EC Rubbishes NDC Overprinting Claim

Jean Mensa – Chairperson of EC

The Electoral Commission (EC) has denied outright overprinting ballot papers ahead of the December 7 polls as alleged by the opposition National Democratic Congress (NDC).

In a statement on the subject the Commission rubbished the claim by the NDC that there has been an overprinting of the ballot papers by the state-owned Assembly Press one of the entities engaged in the process now underway.

“This is untrue and we entreat the public to disregard this falsehood,” the statement said.

“It has been a standard practice for the commission to print ballot papers in excess of five percent (5%) to cater for instances such as spoilt ballots. This has been the practice since 1992 and the present commission has not changed this policy. In line with this policy, all Printing Houses have been directed to print the 2020 ballot papers in excess of 5% for all thirty eight thousand, six hundred and thirty (38,630) Polling Stations across the country.”

The commission said“ a booklet cannot be printed for 90 voters. A booklet of hundred (100) ballots will be provided. After adding a contingency of five percent (5%)to the 90 voters, the number of ballots would increase to some ninety five (95) ballots.”
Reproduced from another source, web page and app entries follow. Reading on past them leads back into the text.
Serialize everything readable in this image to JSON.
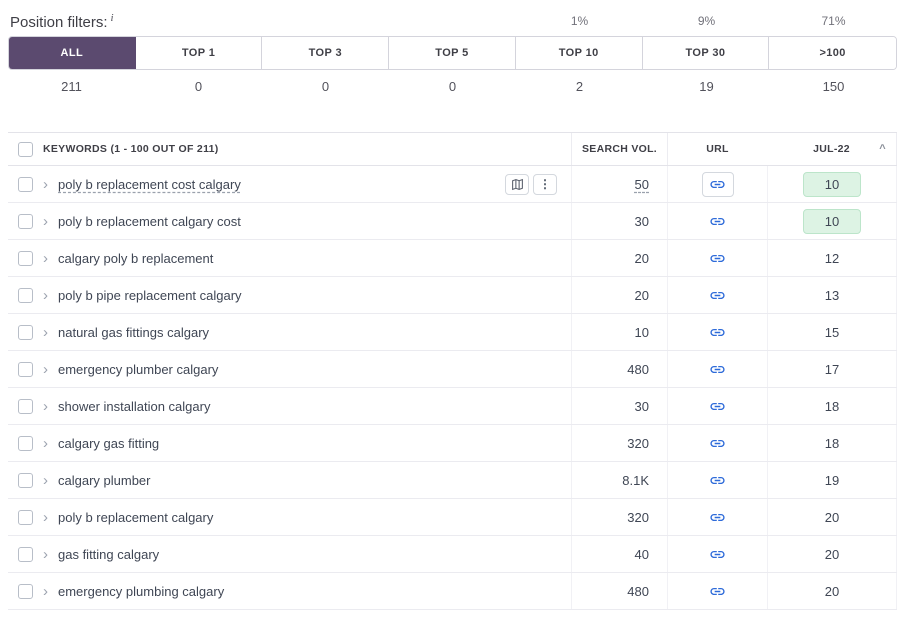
{
  "colors": {
    "accent_purple": "#5b4a6f",
    "link_blue": "#2e6bd9",
    "highlight_green_bg": "#ddf3e4",
    "highlight_green_border": "#bce5ca"
  },
  "position_filters": {
    "label": "Position filters:",
    "info_icon": "i",
    "tabs": [
      {
        "label": "ALL",
        "percent": "",
        "count": "211",
        "selected": true
      },
      {
        "label": "TOP 1",
        "percent": "",
        "count": "0",
        "selected": false
      },
      {
        "label": "TOP 3",
        "percent": "",
        "count": "0",
        "selected": false
      },
      {
        "label": "TOP 5",
        "percent": "",
        "count": "0",
        "selected": false
      },
      {
        "label": "TOP 10",
        "percent": "1%",
        "count": "2",
        "selected": false
      },
      {
        "label": "TOP 30",
        "percent": "9%",
        "count": "19",
        "selected": false
      },
      {
        "label": ">100",
        "percent": "71%",
        "count": "150",
        "selected": false
      }
    ]
  },
  "table": {
    "header": {
      "keywords": "KEYWORDS (1 - 100 OUT OF 211)",
      "search_vol": "SEARCH VOL.",
      "url": "URL",
      "position_col": "JUL-22",
      "sort_icon": "^"
    },
    "rows": [
      {
        "keyword": "poly b replacement cost calgary",
        "search_vol": "50",
        "position": "10",
        "highlight": true,
        "active": true
      },
      {
        "keyword": "poly b replacement calgary cost",
        "search_vol": "30",
        "position": "10",
        "highlight": true,
        "active": false
      },
      {
        "keyword": "calgary poly b replacement",
        "search_vol": "20",
        "position": "12",
        "highlight": false,
        "active": false
      },
      {
        "keyword": "poly b pipe replacement calgary",
        "search_vol": "20",
        "position": "13",
        "highlight": false,
        "active": false
      },
      {
        "keyword": "natural gas fittings calgary",
        "search_vol": "10",
        "position": "15",
        "highlight": false,
        "active": false
      },
      {
        "keyword": "emergency plumber calgary",
        "search_vol": "480",
        "position": "17",
        "highlight": false,
        "active": false
      },
      {
        "keyword": "shower installation calgary",
        "search_vol": "30",
        "position": "18",
        "highlight": false,
        "active": false
      },
      {
        "keyword": "calgary gas fitting",
        "search_vol": "320",
        "position": "18",
        "highlight": false,
        "active": false
      },
      {
        "keyword": "calgary plumber",
        "search_vol": "8.1K",
        "position": "19",
        "highlight": false,
        "active": false
      },
      {
        "keyword": "poly b replacement calgary",
        "search_vol": "320",
        "position": "20",
        "highlight": false,
        "active": false
      },
      {
        "keyword": "gas fitting calgary",
        "search_vol": "40",
        "position": "20",
        "highlight": false,
        "active": false
      },
      {
        "keyword": "emergency plumbing calgary",
        "search_vol": "480",
        "position": "20",
        "highlight": false,
        "active": false
      }
    ]
  }
}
However, since that Polling Station can only be provided with a booklet that contains 100 ballots the Commission added that “there will be an excess of five (5) ballot papers. This is the situation that pertains in several Polling Stations. This cannot be avoided because it is impossible to print separate booklets for each Polling Station based on the number of registered voters at that particular Polling Station.”

The commission said this has been the practice and the NDC is fully aware of.
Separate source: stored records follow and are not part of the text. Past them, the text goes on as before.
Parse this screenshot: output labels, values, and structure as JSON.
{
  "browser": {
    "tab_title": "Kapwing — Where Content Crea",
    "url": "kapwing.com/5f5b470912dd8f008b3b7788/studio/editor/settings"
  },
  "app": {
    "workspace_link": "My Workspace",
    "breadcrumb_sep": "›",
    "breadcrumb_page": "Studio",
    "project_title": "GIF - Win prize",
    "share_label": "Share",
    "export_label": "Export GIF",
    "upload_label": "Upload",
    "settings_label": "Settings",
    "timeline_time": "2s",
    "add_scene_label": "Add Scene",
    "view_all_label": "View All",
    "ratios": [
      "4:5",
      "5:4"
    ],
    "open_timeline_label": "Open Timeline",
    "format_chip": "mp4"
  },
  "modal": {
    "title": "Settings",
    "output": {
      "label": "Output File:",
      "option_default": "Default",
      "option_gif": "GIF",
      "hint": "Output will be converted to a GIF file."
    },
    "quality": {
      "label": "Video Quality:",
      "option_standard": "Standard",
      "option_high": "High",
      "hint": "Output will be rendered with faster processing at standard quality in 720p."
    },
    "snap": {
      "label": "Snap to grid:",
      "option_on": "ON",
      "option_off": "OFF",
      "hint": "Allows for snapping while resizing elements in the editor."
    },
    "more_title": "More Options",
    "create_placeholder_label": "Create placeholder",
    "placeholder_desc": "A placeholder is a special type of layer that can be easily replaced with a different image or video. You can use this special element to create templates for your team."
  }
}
Political parties have representatives at the Printing Houses who monitor and keep a 24-hour watch of the printing process.

Serial Numbers
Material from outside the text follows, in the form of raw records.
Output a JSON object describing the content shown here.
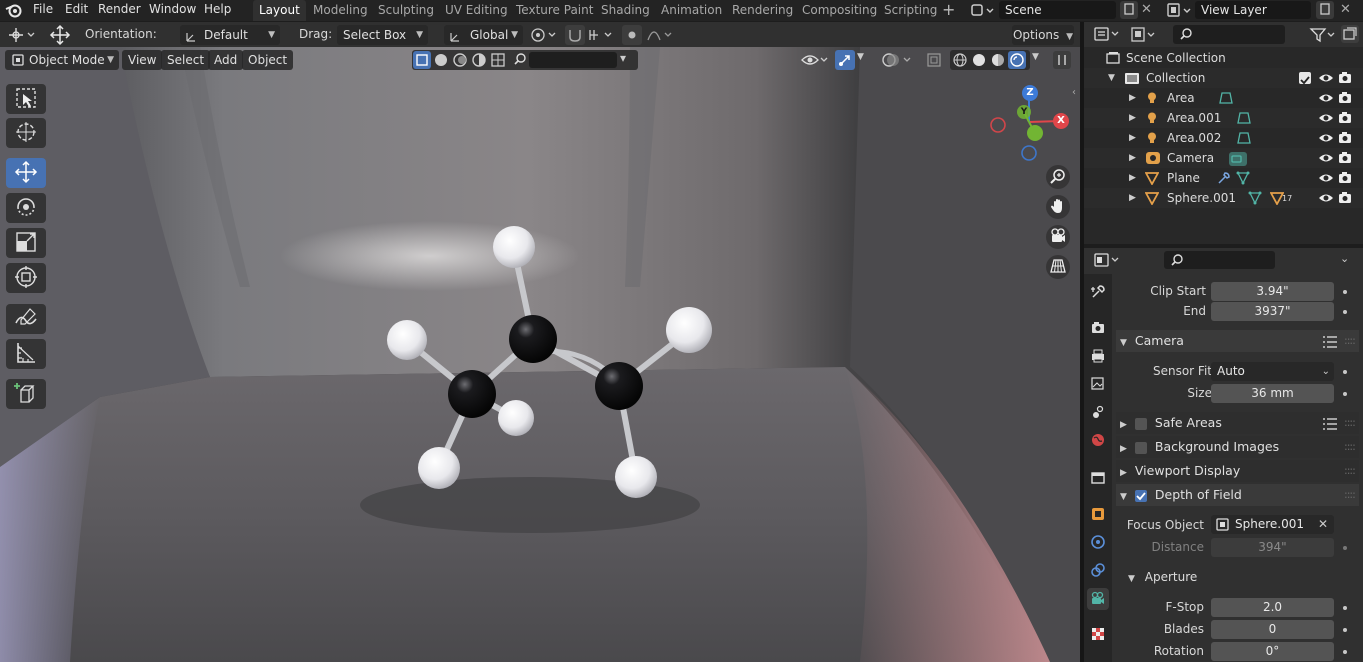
{
  "menubar": {
    "menus": [
      "File",
      "Edit",
      "Render",
      "Window",
      "Help"
    ],
    "workspaces": [
      "Layout",
      "Modeling",
      "Sculpting",
      "UV Editing",
      "Texture Paint",
      "Shading",
      "Animation",
      "Rendering",
      "Compositing",
      "Scripting"
    ],
    "scene_label": "Scene",
    "view_layer_label": "View Layer"
  },
  "tool_header": {
    "orientation_label": "Orientation:",
    "orientation_value": "Default",
    "drag_label": "Drag:",
    "drag_value": "Select Box",
    "transform_orientation": "Global",
    "options_label": "Options"
  },
  "viewport_header": {
    "mode": "Object Mode",
    "menus": [
      "View",
      "Select",
      "Add",
      "Object"
    ]
  },
  "gizmo": {
    "axes": [
      "X",
      "Y",
      "Z"
    ]
  },
  "outliner": {
    "root": "Scene Collection",
    "collection": "Collection",
    "items": [
      {
        "name": "Area",
        "type": "light"
      },
      {
        "name": "Area.001",
        "type": "light"
      },
      {
        "name": "Area.002",
        "type": "light"
      },
      {
        "name": "Camera",
        "type": "camera"
      },
      {
        "name": "Plane",
        "type": "mesh"
      },
      {
        "name": "Sphere.001",
        "type": "mesh",
        "badge": "17"
      }
    ]
  },
  "properties": {
    "clip_start_label": "Clip Start",
    "clip_start_value": "3.94\"",
    "clip_end_label": "End",
    "clip_end_value": "3937\"",
    "camera_panel": "Camera",
    "sensor_fit_label": "Sensor Fit",
    "sensor_fit_value": "Auto",
    "size_label": "Size",
    "size_value": "36 mm",
    "safe_areas": "Safe Areas",
    "background_images": "Background Images",
    "viewport_display": "Viewport Display",
    "depth_of_field": "Depth of Field",
    "focus_object_label": "Focus Object",
    "focus_object_value": "Sphere.001",
    "distance_label": "Distance",
    "distance_value": "394\"",
    "aperture_panel": "Aperture",
    "fstop_label": "F-Stop",
    "fstop_value": "2.0",
    "blades_label": "Blades",
    "blades_value": "0",
    "rotation_label": "Rotation",
    "rotation_value": "0°"
  },
  "colors": {
    "accent": "#4772b3",
    "light_icon": "#e3a14a",
    "camera_icon": "#52b5a7",
    "mesh_icon": "#e5a04a",
    "axis_x": "#e0464a",
    "axis_y": "#72b533",
    "axis_z": "#3d7bd8"
  }
}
On the allegation of the EC not providing the political parties with the serial numbers of the ballot papers the commission explained that it has never provided the parties with serial numbers of ballot papers.

“The commission cannot generate the serial numbers of all 17million plus ballot papers.”

It is a standard the commission explained that “serial numbers are generated by the printing houses and are provided to both the commission and political parties after each batch of printing is completed.”

The printing houses engaged to print ballot papers since 1992 include the Assembly Press and the NDC used them all the time they were in power including 2016 but are bizarrely accusing the commission for reasons best known to them.

By A.R. Gomda